→ Entries shown:
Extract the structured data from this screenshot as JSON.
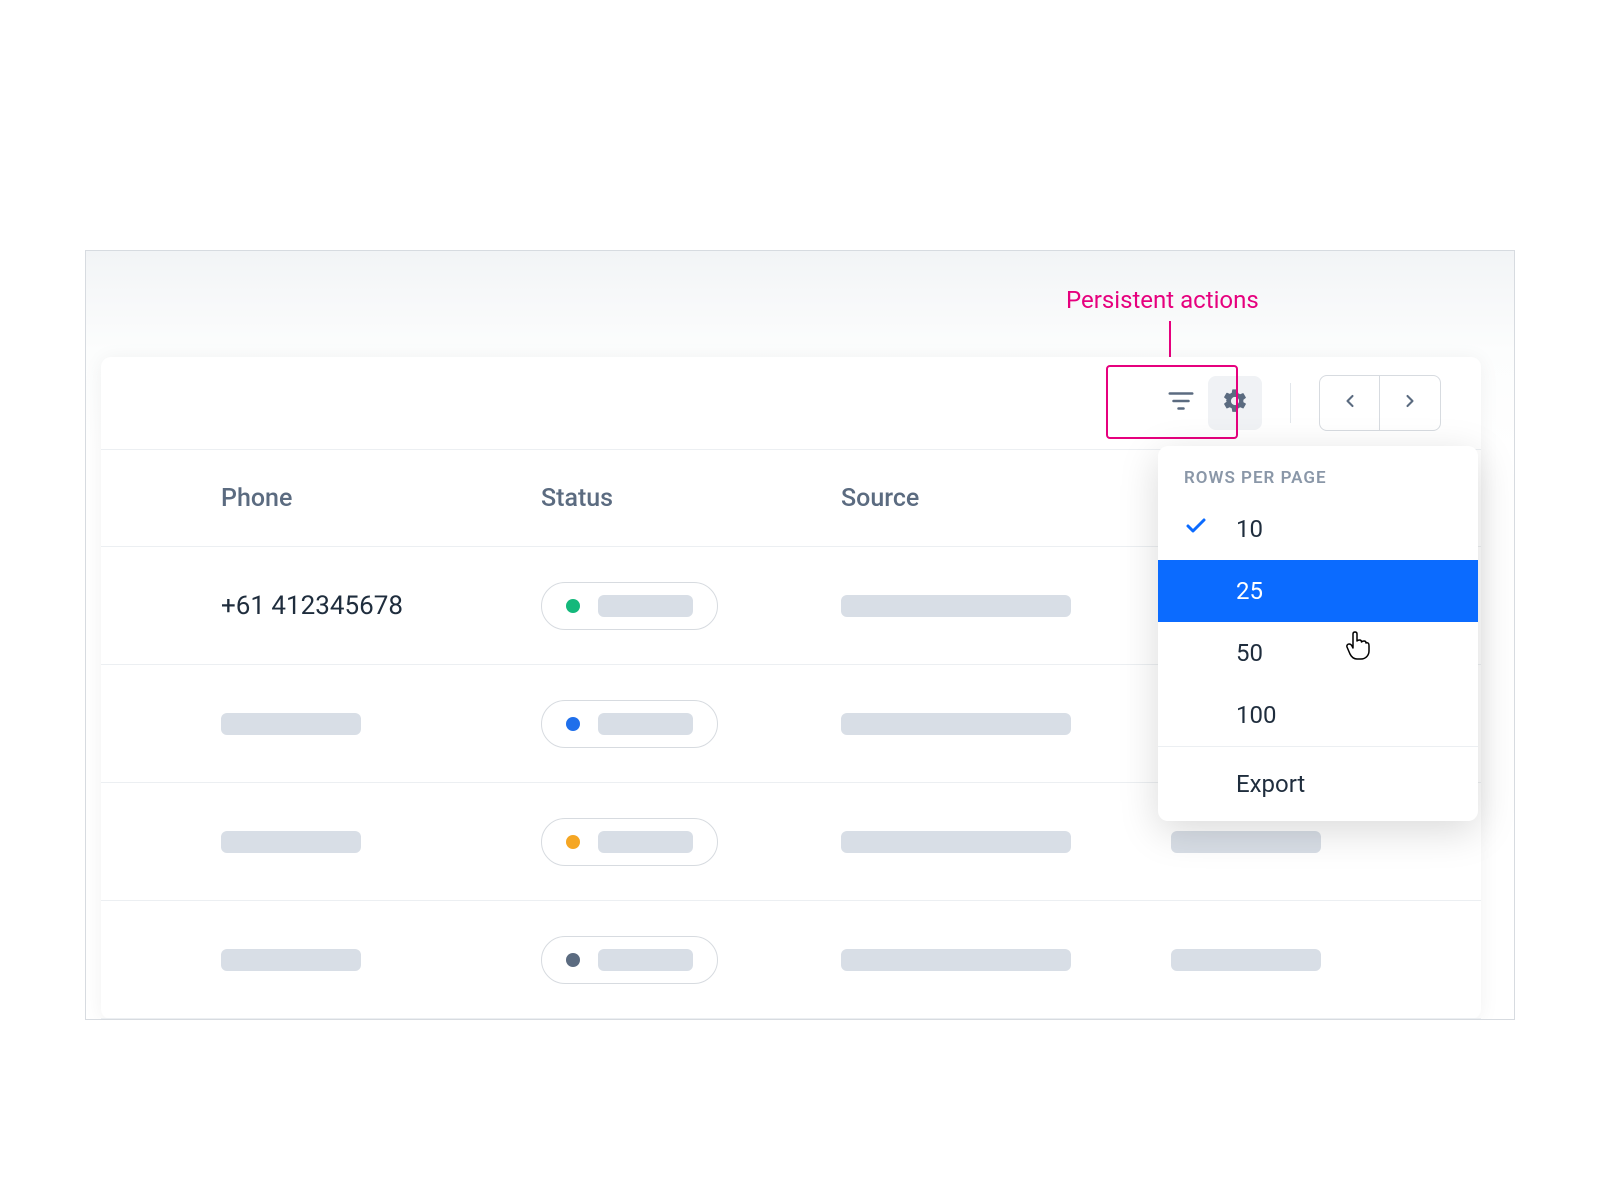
{
  "annotation": {
    "label": "Persistent actions",
    "color": "#e6007e"
  },
  "toolbar": {
    "icons": {
      "filter": "filter-icon",
      "settings": "gear-icon"
    }
  },
  "columns": {
    "phone": "Phone",
    "status": "Status",
    "source": "Source"
  },
  "rows": [
    {
      "phone": "+61 412345678",
      "status_color": "green"
    },
    {
      "phone": "",
      "status_color": "blue"
    },
    {
      "phone": "",
      "status_color": "orange"
    },
    {
      "phone": "",
      "status_color": "dark"
    }
  ],
  "menu": {
    "section_label": "Rows per page",
    "options": [
      {
        "value": "10",
        "checked": true,
        "selected": false
      },
      {
        "value": "25",
        "checked": false,
        "selected": true
      },
      {
        "value": "50",
        "checked": false,
        "selected": false
      },
      {
        "value": "100",
        "checked": false,
        "selected": false
      }
    ],
    "export_label": "Export"
  },
  "colors": {
    "accent_pink": "#e6007e",
    "accent_blue": "#0b6bff"
  }
}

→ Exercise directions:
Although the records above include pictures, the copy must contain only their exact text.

→ Exercise output:
Extract the structured data from this screenshot as JSON.
{
  "annotation": {
    "label": "Persistent actions",
    "color": "#e6007e"
  },
  "toolbar": {
    "icons": {
      "filter": "filter-icon",
      "settings": "gear-icon"
    }
  },
  "columns": {
    "phone": "Phone",
    "status": "Status",
    "source": "Source"
  },
  "rows": [
    {
      "phone": "+61 412345678",
      "status_color": "green"
    },
    {
      "phone": "",
      "status_color": "blue"
    },
    {
      "phone": "",
      "status_color": "orange"
    },
    {
      "phone": "",
      "status_color": "dark"
    }
  ],
  "menu": {
    "section_label": "Rows per page",
    "options": [
      {
        "value": "10",
        "checked": true,
        "selected": false
      },
      {
        "value": "25",
        "checked": false,
        "selected": true
      },
      {
        "value": "50",
        "checked": false,
        "selected": false
      },
      {
        "value": "100",
        "checked": false,
        "selected": false
      }
    ],
    "export_label": "Export"
  },
  "colors": {
    "accent_pink": "#e6007e",
    "accent_blue": "#0b6bff"
  }
}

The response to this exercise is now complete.